Return each line of the data below that contains the string "legend".
(DATA EXCERPTS Opens)
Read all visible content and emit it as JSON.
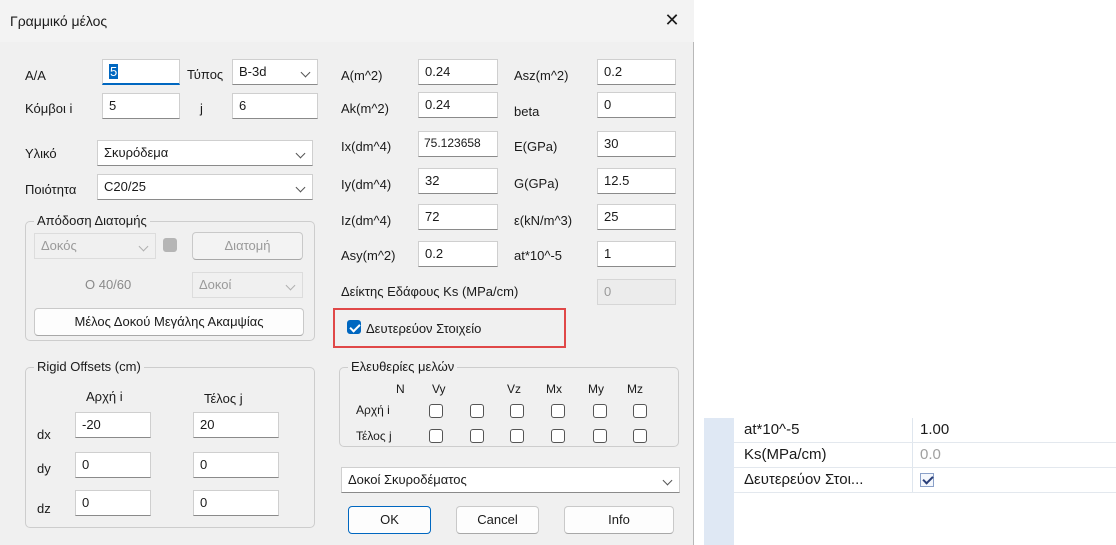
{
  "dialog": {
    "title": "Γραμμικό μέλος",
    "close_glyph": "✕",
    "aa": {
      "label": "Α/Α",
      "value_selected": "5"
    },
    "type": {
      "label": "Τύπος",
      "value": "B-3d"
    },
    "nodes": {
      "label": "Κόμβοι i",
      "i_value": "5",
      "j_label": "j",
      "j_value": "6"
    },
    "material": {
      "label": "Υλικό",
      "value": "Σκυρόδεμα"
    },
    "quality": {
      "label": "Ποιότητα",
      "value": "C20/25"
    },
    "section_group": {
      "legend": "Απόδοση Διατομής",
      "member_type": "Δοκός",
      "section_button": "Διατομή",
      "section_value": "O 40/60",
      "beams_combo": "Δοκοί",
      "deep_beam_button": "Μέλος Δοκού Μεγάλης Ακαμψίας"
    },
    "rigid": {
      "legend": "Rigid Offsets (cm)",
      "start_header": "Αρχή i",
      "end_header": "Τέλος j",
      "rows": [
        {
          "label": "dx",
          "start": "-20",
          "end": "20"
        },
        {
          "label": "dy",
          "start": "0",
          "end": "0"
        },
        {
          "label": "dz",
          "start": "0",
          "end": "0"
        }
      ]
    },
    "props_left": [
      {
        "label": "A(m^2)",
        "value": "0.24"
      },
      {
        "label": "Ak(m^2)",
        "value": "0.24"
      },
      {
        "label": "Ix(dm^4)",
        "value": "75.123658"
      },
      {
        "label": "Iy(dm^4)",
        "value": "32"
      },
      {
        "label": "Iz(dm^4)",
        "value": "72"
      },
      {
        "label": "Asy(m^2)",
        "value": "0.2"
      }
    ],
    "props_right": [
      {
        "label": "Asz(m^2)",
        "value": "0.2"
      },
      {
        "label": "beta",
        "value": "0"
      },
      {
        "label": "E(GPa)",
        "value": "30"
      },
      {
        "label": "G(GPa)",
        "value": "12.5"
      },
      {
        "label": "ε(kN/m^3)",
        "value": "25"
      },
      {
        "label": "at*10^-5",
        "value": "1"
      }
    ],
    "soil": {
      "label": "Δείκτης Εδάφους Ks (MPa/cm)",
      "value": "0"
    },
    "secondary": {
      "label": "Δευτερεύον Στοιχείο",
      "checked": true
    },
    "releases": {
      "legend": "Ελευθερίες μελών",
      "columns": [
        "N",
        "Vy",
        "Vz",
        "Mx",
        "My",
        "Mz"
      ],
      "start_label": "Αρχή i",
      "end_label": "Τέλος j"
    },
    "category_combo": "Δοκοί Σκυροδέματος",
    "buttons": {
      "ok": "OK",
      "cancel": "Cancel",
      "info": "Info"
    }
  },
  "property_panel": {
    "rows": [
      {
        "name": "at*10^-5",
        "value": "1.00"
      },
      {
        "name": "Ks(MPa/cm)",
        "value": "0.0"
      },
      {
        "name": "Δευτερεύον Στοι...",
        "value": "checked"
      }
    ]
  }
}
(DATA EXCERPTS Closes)
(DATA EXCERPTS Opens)
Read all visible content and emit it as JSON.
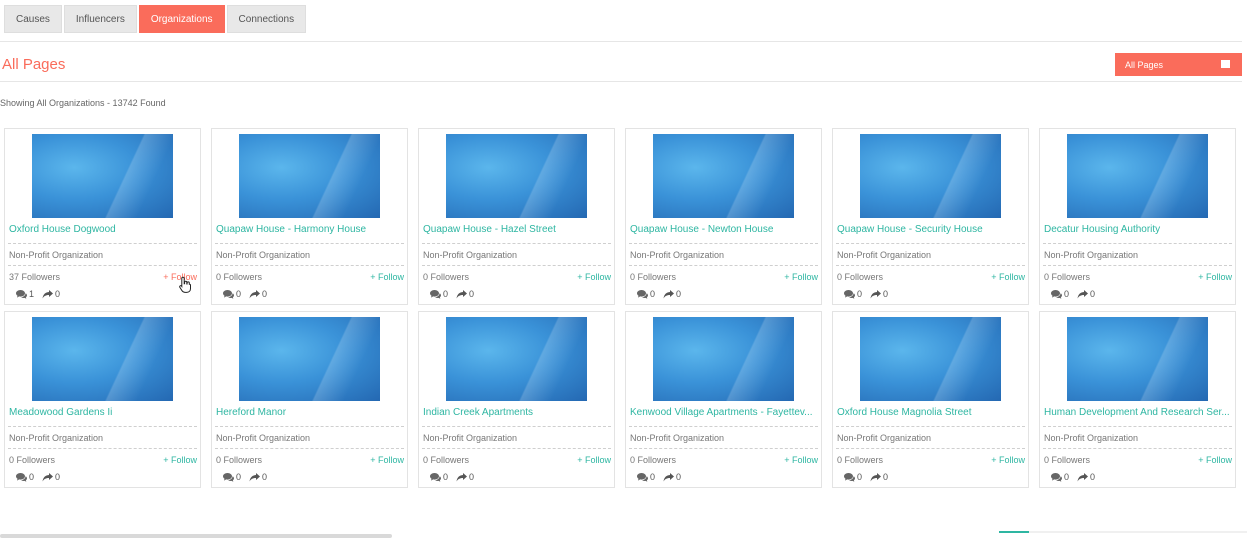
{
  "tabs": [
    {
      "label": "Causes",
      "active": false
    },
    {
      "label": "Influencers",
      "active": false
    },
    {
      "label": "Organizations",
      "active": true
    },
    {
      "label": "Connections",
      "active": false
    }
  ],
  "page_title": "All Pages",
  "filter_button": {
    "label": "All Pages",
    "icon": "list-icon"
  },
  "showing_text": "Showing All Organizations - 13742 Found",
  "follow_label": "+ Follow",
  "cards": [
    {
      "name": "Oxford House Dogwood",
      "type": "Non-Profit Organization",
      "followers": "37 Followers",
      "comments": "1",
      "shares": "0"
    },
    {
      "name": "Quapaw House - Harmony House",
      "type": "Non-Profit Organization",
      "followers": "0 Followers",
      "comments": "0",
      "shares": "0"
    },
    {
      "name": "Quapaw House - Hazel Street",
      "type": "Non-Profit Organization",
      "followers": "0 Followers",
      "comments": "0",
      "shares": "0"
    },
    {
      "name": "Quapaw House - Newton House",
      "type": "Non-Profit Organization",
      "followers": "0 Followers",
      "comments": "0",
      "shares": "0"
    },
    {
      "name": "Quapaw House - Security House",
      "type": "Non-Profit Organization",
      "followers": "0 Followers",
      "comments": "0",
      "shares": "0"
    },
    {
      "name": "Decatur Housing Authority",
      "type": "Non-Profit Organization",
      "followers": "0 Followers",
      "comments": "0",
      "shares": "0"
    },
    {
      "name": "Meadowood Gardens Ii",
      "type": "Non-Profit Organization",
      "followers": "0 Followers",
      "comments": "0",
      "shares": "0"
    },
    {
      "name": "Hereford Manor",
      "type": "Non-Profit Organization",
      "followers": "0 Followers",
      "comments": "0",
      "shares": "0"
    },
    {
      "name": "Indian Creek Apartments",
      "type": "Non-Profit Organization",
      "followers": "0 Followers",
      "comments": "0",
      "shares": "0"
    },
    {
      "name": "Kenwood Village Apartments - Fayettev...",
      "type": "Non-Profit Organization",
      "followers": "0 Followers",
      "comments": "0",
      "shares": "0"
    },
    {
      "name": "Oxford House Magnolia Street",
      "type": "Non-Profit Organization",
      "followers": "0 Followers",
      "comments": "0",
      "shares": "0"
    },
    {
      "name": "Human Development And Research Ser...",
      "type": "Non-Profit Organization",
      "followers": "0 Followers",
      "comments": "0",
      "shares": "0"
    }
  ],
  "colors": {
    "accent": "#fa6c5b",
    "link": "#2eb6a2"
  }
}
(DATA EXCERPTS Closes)
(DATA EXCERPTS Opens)
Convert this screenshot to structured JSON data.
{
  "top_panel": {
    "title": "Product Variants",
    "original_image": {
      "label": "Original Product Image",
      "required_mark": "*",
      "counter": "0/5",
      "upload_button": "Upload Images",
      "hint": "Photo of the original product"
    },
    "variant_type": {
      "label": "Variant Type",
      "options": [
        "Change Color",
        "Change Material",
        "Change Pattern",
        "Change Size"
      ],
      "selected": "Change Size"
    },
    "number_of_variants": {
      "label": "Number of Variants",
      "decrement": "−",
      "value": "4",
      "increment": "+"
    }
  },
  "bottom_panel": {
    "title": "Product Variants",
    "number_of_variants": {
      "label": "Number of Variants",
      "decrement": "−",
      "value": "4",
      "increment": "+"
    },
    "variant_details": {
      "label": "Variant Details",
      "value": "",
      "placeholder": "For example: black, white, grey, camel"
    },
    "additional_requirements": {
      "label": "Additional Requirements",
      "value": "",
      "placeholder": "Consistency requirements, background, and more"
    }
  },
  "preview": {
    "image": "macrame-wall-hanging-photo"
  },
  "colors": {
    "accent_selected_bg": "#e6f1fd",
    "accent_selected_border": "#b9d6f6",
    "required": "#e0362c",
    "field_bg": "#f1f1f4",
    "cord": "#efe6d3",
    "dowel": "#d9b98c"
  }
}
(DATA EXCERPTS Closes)
**EXERCISE RESULT**
      "legend": "Απόδοση Διατομής",
      "legend": "Rigid Offsets (cm)",
      "legend": "Ελευθερίες μελών",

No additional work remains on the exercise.